The Independent: Tom Stoppard and Howard Davies interview
Posted on 9 December 2015.
Posted in: Main Stage
Tom Stoppard on ‘Hapgood’: ‘I envy those seeing my play’
By Alice Jones
“Hapgood is my plot play,” says Tom Stoppard, placing a distinct, disdainful emphasis on the word “plot.” Is that a good thing or a bad thing? “Well,” says the playwright. “It’s nice to have done one.”
In fact, Hapgood is the black sheep of the dazzling, and dazzlingly received, oeuvre of the 78-year-old knight and member of the Order of Merit, also known as Britain’s greatest living playwright. When the spy thriller premiered in 1988, with Felicity Kendal as the MI5 chief, reviews ran from “enjoyable and tedious” to “thoroughly incomprehensible”.
It was more warmly received on Broadway but, compared with Rosencrantz and Guildenstern Are Dead, Arcadia or The Real Thing, it is one of the playwright’s least loved and performed plays.
Now Hampstead Theatre is reviving it for its first proper London run since the premiere 27 years ago. The whizzy new production is directed by Howard Davies and stars Lisa Dillon as the brilliant spy who plays chess without a board for fun. “It wasn’t a play I’d ever read, and I hadn’t seen it but I liked it a lot,” says Davies. “It took me a couple of reads to understand some of it because the plotting is wonderfully complicated. I had to go back and re-read it.”

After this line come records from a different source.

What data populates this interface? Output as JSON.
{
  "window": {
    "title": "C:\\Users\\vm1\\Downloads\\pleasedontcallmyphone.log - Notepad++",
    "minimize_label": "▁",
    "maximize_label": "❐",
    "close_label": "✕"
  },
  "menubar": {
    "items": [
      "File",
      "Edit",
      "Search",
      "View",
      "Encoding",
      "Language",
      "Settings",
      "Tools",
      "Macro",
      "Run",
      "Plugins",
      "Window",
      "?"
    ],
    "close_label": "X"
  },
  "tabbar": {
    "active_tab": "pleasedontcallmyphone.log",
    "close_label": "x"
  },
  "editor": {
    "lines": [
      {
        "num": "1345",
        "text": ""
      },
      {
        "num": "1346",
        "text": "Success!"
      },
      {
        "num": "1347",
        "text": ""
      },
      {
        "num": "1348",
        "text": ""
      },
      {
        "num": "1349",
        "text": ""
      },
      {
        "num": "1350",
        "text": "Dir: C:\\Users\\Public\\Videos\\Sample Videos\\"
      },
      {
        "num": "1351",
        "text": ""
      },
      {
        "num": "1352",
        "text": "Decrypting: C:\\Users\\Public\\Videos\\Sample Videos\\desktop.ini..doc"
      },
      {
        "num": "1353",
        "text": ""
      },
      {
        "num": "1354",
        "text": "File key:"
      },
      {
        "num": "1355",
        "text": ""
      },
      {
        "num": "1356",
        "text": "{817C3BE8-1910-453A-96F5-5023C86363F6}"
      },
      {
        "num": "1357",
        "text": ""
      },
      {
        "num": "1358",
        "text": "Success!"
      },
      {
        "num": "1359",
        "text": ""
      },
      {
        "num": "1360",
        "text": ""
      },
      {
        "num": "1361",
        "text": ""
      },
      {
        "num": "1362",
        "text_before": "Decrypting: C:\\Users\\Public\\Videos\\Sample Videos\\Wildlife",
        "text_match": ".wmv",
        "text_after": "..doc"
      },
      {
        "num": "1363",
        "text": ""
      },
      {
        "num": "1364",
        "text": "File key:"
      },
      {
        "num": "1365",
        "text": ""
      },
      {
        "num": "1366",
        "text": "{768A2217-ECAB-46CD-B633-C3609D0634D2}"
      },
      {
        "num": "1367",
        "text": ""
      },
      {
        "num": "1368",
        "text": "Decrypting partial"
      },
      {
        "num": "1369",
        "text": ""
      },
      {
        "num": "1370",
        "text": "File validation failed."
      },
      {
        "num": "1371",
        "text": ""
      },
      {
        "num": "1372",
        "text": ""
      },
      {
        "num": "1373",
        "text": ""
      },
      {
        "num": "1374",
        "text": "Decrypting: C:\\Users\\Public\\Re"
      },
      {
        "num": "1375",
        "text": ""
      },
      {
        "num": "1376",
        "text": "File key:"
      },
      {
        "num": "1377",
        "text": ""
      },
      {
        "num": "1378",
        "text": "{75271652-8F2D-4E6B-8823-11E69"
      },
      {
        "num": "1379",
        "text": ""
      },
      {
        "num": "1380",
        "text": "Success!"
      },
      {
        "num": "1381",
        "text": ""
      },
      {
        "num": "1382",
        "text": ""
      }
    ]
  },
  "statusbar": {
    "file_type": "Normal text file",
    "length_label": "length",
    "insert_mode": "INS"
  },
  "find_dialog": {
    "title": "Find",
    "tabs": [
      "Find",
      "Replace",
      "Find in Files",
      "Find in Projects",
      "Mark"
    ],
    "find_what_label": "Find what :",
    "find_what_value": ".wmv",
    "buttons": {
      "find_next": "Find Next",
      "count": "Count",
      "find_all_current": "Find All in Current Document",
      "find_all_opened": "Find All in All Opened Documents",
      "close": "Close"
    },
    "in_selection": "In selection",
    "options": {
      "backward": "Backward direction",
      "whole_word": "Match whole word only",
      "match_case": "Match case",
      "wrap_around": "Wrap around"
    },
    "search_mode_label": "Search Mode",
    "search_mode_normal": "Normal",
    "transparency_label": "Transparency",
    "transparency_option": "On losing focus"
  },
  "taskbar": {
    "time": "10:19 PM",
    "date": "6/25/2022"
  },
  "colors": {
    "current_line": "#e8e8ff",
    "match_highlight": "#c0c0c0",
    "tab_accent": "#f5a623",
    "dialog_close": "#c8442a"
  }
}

“You should have read the first version,” says Stoppard, as dry as sandpaper. The Hampstead Hapgood will be his third or fourth rewrite. This time he has taken out “some of the detail” and moved a major plot reveal up a scene. The problem, as quite often, is its complexity. Just as Jumpers combines moral philosophy and marital crisis, and Arcadia mixes love with chaos theory, Hapgood is both a fiendish Cold War thriller, full of twists and feints, and an exploration of particle physics and Heisenberg’s uncertainty principle. Classic Stoppard, in other words.